> [WHAT YOU HAVE TO DO]
Take the listing below and reproduce it in full. Change nothing.
LISTED ENTRIES Start Marker
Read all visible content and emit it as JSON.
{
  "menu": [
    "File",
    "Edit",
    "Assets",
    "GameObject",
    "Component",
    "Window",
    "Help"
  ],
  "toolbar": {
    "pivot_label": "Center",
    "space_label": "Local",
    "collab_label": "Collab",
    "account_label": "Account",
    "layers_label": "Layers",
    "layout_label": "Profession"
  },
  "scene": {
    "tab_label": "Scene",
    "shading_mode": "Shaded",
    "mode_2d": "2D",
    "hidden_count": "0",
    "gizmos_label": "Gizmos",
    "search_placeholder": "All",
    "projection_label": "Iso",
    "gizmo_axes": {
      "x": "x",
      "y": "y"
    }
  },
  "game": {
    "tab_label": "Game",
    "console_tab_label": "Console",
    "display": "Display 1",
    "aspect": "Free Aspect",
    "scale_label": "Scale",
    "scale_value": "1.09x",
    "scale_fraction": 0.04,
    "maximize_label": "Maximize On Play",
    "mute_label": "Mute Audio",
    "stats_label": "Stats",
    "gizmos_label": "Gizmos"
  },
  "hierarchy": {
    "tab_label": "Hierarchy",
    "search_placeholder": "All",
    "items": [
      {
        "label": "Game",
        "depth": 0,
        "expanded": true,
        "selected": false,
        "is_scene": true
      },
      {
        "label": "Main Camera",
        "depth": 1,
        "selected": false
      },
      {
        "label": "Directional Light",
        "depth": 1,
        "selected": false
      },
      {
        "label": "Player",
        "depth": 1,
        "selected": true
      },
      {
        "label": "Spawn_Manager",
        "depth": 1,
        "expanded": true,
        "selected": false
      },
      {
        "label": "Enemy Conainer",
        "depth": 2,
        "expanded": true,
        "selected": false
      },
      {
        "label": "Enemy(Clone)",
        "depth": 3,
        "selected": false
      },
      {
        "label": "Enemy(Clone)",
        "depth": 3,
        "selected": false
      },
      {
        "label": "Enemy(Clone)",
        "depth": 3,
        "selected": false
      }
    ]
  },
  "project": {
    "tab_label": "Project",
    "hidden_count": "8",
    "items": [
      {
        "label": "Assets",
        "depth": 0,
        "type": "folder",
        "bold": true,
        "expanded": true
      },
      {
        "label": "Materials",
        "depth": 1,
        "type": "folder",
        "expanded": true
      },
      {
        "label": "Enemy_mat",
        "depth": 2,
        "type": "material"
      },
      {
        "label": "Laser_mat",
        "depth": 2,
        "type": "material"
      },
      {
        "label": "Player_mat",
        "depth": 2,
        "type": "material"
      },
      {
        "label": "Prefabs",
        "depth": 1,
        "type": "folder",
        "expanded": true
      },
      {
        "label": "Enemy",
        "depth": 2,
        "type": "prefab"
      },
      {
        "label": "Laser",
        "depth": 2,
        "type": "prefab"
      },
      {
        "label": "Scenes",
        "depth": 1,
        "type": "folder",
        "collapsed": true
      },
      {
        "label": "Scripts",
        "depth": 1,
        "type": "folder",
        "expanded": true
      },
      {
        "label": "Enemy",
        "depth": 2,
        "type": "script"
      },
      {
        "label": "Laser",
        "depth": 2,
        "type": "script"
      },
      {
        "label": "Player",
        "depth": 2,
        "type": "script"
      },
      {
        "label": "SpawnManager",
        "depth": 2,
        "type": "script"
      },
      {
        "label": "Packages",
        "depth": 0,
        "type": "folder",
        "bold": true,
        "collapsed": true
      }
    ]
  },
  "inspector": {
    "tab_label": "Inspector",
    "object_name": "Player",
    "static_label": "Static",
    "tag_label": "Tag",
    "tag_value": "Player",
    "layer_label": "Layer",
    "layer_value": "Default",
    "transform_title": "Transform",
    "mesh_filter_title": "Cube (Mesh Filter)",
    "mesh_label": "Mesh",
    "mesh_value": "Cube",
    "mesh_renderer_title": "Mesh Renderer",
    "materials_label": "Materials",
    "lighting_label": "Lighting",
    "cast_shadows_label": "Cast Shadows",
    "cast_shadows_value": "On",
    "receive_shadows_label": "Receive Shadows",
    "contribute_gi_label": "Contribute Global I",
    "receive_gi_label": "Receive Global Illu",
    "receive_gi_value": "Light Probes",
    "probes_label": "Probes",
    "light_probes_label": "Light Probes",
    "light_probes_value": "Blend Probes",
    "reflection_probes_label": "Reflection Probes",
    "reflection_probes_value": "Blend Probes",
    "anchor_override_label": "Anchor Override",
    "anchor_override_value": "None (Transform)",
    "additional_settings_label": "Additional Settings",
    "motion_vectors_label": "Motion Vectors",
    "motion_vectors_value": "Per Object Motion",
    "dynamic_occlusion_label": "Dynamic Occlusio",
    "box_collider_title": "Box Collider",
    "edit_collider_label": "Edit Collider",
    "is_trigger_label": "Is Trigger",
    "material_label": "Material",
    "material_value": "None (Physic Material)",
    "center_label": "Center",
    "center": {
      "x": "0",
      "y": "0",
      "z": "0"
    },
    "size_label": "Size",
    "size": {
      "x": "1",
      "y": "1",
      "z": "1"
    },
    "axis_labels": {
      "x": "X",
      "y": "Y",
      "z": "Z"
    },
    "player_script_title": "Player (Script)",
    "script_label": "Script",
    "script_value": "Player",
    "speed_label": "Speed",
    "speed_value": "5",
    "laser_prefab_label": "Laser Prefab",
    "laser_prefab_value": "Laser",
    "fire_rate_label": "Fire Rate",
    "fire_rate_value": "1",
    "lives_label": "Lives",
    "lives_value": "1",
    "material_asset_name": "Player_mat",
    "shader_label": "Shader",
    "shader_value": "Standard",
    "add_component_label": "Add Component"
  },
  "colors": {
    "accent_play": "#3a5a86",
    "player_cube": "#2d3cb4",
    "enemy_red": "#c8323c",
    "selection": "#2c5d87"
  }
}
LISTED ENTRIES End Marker
> [RESPONSE AREA]
Read all visible content and emit it as JSON.
{
  "menu": [
    "File",
    "Edit",
    "Assets",
    "GameObject",
    "Component",
    "Window",
    "Help"
  ],
  "toolbar": {
    "pivot_label": "Center",
    "space_label": "Local",
    "collab_label": "Collab",
    "account_label": "Account",
    "layers_label": "Layers",
    "layout_label": "Profession"
  },
  "scene": {
    "tab_label": "Scene",
    "shading_mode": "Shaded",
    "mode_2d": "2D",
    "hidden_count": "0",
    "gizmos_label": "Gizmos",
    "search_placeholder": "All",
    "projection_label": "Iso",
    "gizmo_axes": {
      "x": "x",
      "y": "y"
    }
  },
  "game": {
    "tab_label": "Game",
    "console_tab_label": "Console",
    "display": "Display 1",
    "aspect": "Free Aspect",
    "scale_label": "Scale",
    "scale_value": "1.09x",
    "scale_fraction": 0.04,
    "maximize_label": "Maximize On Play",
    "mute_label": "Mute Audio",
    "stats_label": "Stats",
    "gizmos_label": "Gizmos"
  },
  "hierarchy": {
    "tab_label": "Hierarchy",
    "search_placeholder": "All",
    "items": [
      {
        "label": "Game",
        "depth": 0,
        "expanded": true,
        "selected": false,
        "is_scene": true
      },
      {
        "label": "Main Camera",
        "depth": 1,
        "selected": false
      },
      {
        "label": "Directional Light",
        "depth": 1,
        "selected": false
      },
      {
        "label": "Player",
        "depth": 1,
        "selected": true
      },
      {
        "label": "Spawn_Manager",
        "depth": 1,
        "expanded": true,
        "selected": false
      },
      {
        "label": "Enemy Conainer",
        "depth": 2,
        "expanded": true,
        "selected": false
      },
      {
        "label": "Enemy(Clone)",
        "depth": 3,
        "selected": false
      },
      {
        "label": "Enemy(Clone)",
        "depth": 3,
        "selected": false
      },
      {
        "label": "Enemy(Clone)",
        "depth": 3,
        "selected": false
      }
    ]
  },
  "project": {
    "tab_label": "Project",
    "hidden_count": "8",
    "items": [
      {
        "label": "Assets",
        "depth": 0,
        "type": "folder",
        "bold": true,
        "expanded": true
      },
      {
        "label": "Materials",
        "depth": 1,
        "type": "folder",
        "expanded": true
      },
      {
        "label": "Enemy_mat",
        "depth": 2,
        "type": "material"
      },
      {
        "label": "Laser_mat",
        "depth": 2,
        "type": "material"
      },
      {
        "label": "Player_mat",
        "depth": 2,
        "type": "material"
      },
      {
        "label": "Prefabs",
        "depth": 1,
        "type": "folder",
        "expanded": true
      },
      {
        "label": "Enemy",
        "depth": 2,
        "type": "prefab"
      },
      {
        "label": "Laser",
        "depth": 2,
        "type": "prefab"
      },
      {
        "label": "Scenes",
        "depth": 1,
        "type": "folder",
        "collapsed": true
      },
      {
        "label": "Scripts",
        "depth": 1,
        "type": "folder",
        "expanded": true
      },
      {
        "label": "Enemy",
        "depth": 2,
        "type": "script"
      },
      {
        "label": "Laser",
        "depth": 2,
        "type": "script"
      },
      {
        "label": "Player",
        "depth": 2,
        "type": "script"
      },
      {
        "label": "SpawnManager",
        "depth": 2,
        "type": "script"
      },
      {
        "label": "Packages",
        "depth": 0,
        "type": "folder",
        "bold": true,
        "collapsed": true
      }
    ]
  },
  "inspector": {
    "tab_label": "Inspector",
    "object_name": "Player",
    "static_label": "Static",
    "tag_label": "Tag",
    "tag_value": "Player",
    "layer_label": "Layer",
    "layer_value": "Default",
    "transform_title": "Transform",
    "mesh_filter_title": "Cube (Mesh Filter)",
    "mesh_label": "Mesh",
    "mesh_value": "Cube",
    "mesh_renderer_title": "Mesh Renderer",
    "materials_label": "Materials",
    "lighting_label": "Lighting",
    "cast_shadows_label": "Cast Shadows",
    "cast_shadows_value": "On",
    "receive_shadows_label": "Receive Shadows",
    "contribute_gi_label": "Contribute Global I",
    "receive_gi_label": "Receive Global Illu",
    "receive_gi_value": "Light Probes",
    "probes_label": "Probes",
    "light_probes_label": "Light Probes",
    "light_probes_value": "Blend Probes",
    "reflection_probes_label": "Reflection Probes",
    "reflection_probes_value": "Blend Probes",
    "anchor_override_label": "Anchor Override",
    "anchor_override_value": "None (Transform)",
    "additional_settings_label": "Additional Settings",
    "motion_vectors_label": "Motion Vectors",
    "motion_vectors_value": "Per Object Motion",
    "dynamic_occlusion_label": "Dynamic Occlusio",
    "box_collider_title": "Box Collider",
    "edit_collider_label": "Edit Collider",
    "is_trigger_label": "Is Trigger",
    "material_label": "Material",
    "material_value": "None (Physic Material)",
    "center_label": "Center",
    "center": {
      "x": "0",
      "y": "0",
      "z": "0"
    },
    "size_label": "Size",
    "size": {
      "x": "1",
      "y": "1",
      "z": "1"
    },
    "axis_labels": {
      "x": "X",
      "y": "Y",
      "z": "Z"
    },
    "player_script_title": "Player (Script)",
    "script_label": "Script",
    "script_value": "Player",
    "speed_label": "Speed",
    "speed_value": "5",
    "laser_prefab_label": "Laser Prefab",
    "laser_prefab_value": "Laser",
    "fire_rate_label": "Fire Rate",
    "fire_rate_value": "1",
    "lives_label": "Lives",
    "lives_value": "1",
    "material_asset_name": "Player_mat",
    "shader_label": "Shader",
    "shader_value": "Standard",
    "add_component_label": "Add Component"
  },
  "colors": {
    "accent_play": "#3a5a86",
    "player_cube": "#2d3cb4",
    "enemy_red": "#c8323c",
    "selection": "#2c5d87"
  }
}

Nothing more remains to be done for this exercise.